Discussing the valuation and how it came to that, Duffy detailed yesterday morning that he was “very happy.”
He continued: “It is more or less 14x our PE so I do think it is a fair valuation. You would argue that has got an element of discount which I think is right as a new entrant to the market, people have to get to know us so we were always very comfortable with that. I think it was a narrow range that we started with 250 to 277. We then narrowed that after a couple of steps to I think 263 to 275 and then we settled on 270.”
Prior to the listing, it was expected that around £220m in net proceeds would be raised and a large majority of that would be used to pay down debts.
Mr Duffy said the amount raised would be north of that figure and also confirmed around £155m would be used to help with debts, something he thinks is necessary in the new public space.
“I think it has actually turned out to be a bit more than that (£220m), I think Apollo said from the beginning that they would be prepared to go at something around 10% of their shares so it has gone at a little bit more than that. Apollo selling 15% of their stake approximately results in us having a 40% free float so the public out there owns 40% of the business now.

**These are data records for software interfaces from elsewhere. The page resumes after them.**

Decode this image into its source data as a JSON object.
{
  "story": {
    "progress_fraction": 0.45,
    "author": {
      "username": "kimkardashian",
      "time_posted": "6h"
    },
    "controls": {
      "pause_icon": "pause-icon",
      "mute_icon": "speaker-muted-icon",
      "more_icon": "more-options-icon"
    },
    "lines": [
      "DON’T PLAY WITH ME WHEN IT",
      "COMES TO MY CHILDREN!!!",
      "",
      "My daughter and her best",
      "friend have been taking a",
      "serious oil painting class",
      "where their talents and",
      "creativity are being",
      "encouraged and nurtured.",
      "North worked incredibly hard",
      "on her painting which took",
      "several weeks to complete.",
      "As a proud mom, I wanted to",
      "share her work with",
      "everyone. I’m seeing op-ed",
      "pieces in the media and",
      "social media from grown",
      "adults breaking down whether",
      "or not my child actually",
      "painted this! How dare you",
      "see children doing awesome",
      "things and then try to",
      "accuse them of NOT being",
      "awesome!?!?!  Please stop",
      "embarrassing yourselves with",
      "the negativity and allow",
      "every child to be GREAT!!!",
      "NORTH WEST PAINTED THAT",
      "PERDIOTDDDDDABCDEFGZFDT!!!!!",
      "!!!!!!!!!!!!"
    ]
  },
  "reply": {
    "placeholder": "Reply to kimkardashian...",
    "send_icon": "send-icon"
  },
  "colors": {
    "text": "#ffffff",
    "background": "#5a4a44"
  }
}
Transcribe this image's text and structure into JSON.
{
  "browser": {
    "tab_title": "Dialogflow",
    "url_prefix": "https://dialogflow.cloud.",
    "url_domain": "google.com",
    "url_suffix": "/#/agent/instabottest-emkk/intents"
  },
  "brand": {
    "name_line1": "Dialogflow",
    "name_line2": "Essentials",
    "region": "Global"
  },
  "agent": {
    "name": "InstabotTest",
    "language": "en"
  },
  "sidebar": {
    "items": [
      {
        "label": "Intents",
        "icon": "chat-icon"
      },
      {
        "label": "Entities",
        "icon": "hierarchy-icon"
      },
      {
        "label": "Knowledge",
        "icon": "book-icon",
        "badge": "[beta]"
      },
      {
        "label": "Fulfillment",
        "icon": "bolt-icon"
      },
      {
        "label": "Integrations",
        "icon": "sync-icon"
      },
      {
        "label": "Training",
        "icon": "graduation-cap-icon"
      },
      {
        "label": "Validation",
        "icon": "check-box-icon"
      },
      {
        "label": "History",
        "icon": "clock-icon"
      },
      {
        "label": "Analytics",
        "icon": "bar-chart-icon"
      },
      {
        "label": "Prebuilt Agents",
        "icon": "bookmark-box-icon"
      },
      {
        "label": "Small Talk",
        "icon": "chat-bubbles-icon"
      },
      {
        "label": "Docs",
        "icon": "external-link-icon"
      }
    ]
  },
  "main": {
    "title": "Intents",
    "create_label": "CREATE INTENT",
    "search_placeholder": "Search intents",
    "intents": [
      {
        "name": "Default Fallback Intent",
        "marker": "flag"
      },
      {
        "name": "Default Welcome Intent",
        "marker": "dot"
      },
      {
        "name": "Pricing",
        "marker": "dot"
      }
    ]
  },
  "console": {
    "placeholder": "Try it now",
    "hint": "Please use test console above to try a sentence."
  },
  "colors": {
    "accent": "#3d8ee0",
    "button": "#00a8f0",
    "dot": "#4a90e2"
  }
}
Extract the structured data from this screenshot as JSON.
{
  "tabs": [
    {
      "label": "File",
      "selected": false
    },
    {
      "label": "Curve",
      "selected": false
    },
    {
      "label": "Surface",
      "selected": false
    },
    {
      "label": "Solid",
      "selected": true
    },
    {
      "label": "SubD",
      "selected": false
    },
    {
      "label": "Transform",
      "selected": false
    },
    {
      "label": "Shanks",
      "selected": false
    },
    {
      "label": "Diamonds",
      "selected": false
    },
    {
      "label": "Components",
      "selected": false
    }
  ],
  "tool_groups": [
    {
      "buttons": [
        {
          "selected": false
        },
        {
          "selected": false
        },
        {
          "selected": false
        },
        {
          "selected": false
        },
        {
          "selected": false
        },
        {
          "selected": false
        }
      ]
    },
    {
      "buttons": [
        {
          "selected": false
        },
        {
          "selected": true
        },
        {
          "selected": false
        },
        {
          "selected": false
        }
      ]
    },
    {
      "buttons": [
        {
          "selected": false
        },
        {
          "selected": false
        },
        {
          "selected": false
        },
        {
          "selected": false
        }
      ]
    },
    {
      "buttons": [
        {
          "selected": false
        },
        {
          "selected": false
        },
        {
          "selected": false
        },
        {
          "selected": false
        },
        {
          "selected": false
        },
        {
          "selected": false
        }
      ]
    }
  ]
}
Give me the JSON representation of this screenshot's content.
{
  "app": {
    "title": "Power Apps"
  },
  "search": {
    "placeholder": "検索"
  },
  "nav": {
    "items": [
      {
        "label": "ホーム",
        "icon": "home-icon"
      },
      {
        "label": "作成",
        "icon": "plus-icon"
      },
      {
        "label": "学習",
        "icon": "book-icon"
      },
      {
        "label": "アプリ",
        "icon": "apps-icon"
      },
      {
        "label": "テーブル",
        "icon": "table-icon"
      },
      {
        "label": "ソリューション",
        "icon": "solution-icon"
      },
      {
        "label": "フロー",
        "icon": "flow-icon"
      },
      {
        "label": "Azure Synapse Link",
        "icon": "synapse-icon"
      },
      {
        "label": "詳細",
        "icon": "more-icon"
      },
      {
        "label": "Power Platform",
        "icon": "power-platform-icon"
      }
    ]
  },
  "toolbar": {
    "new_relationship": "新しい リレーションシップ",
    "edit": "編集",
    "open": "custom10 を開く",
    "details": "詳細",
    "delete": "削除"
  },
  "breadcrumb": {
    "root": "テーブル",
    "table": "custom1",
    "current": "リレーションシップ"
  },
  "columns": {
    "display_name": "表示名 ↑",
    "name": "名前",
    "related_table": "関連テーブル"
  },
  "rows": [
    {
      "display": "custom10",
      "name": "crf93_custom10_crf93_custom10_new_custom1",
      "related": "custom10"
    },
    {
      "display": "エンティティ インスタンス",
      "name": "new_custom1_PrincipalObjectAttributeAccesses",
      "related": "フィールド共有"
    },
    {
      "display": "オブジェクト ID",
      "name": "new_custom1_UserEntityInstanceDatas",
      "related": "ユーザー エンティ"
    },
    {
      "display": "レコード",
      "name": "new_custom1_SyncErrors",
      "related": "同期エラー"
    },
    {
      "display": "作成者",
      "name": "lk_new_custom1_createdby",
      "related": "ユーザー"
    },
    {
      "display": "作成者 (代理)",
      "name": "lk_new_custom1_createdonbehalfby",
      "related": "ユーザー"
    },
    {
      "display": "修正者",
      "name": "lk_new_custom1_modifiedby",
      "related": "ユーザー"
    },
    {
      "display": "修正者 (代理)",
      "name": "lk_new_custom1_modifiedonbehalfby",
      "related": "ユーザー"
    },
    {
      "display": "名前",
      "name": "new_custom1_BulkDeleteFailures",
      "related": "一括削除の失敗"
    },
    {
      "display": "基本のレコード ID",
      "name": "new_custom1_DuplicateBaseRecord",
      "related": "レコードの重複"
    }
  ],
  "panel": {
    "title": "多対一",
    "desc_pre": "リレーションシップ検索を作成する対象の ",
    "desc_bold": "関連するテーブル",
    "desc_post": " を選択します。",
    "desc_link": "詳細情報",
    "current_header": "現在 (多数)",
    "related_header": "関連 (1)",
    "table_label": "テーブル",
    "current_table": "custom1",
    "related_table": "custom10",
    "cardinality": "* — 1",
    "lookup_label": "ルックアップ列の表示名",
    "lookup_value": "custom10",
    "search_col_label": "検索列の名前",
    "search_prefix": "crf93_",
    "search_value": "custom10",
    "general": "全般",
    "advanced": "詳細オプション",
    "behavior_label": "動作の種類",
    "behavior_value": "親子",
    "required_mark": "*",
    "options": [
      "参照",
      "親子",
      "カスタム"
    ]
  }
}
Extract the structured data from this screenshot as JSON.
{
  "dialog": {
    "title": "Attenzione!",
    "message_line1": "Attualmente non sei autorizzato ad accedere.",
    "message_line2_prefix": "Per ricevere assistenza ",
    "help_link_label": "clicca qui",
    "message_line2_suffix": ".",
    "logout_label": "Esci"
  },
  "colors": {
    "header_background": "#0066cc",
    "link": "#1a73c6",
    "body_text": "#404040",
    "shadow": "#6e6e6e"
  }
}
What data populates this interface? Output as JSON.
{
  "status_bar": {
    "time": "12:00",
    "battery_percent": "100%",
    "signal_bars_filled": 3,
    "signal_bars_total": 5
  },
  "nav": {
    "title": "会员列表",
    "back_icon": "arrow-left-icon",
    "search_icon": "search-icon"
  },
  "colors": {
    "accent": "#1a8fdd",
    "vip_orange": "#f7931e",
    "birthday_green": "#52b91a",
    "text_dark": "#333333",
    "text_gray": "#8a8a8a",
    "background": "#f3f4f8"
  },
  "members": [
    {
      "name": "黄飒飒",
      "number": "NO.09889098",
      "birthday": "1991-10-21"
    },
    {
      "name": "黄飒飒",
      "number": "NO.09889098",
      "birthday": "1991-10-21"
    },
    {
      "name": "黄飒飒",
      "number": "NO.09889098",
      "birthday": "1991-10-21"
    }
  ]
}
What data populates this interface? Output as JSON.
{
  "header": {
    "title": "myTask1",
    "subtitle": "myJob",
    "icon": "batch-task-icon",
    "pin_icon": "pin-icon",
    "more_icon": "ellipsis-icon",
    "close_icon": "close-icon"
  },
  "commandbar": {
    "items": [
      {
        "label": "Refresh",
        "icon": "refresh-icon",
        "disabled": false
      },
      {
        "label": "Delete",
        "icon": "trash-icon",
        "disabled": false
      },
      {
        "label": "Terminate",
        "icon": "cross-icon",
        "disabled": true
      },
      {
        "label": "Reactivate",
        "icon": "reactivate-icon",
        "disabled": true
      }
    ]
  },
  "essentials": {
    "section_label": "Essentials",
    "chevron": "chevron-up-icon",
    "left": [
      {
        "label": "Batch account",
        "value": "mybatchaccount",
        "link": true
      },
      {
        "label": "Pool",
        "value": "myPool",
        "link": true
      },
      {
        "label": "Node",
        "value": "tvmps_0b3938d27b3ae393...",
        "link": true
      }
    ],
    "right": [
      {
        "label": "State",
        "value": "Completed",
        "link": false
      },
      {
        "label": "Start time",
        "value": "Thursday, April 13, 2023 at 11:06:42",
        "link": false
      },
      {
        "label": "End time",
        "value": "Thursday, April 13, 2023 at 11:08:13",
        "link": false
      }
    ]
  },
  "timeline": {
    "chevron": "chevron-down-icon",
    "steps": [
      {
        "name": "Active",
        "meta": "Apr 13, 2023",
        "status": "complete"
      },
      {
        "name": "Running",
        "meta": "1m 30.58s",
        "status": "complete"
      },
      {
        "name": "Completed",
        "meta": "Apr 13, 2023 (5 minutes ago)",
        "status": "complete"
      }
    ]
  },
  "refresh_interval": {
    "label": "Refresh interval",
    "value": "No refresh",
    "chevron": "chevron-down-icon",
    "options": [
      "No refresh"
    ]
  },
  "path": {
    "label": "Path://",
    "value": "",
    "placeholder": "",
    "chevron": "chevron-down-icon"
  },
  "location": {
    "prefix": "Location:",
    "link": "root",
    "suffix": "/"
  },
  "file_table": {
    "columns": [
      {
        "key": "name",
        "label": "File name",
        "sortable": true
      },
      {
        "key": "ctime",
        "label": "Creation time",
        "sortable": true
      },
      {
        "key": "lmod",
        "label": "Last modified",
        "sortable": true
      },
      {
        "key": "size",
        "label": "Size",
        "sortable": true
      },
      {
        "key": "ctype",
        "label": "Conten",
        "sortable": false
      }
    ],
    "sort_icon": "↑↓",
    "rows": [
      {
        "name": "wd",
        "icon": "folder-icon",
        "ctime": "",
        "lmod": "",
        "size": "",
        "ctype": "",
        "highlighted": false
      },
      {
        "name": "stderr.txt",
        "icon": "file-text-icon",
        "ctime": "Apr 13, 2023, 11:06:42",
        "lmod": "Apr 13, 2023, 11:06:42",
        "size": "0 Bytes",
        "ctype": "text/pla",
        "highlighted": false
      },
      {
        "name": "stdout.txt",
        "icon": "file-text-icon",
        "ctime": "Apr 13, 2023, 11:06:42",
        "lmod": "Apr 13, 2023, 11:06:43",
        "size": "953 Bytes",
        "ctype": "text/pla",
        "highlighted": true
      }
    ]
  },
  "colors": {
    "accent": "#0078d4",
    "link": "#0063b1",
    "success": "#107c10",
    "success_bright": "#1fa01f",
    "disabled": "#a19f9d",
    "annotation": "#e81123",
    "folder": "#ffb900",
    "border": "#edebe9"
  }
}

“The first use of that net proceed will be used to pay down debts. We had a level of debt that is acceptable in a private ownership scenario but is clearly not the kind of level of debt you would carry in a public environment so £155m of what we raise just went to pay down debt and that is the biggest single thing that has happened to our financial structure overall. And the balance of what went on the market was just Apollo selling so there’s just a change of shareholder,” Duffy concluded.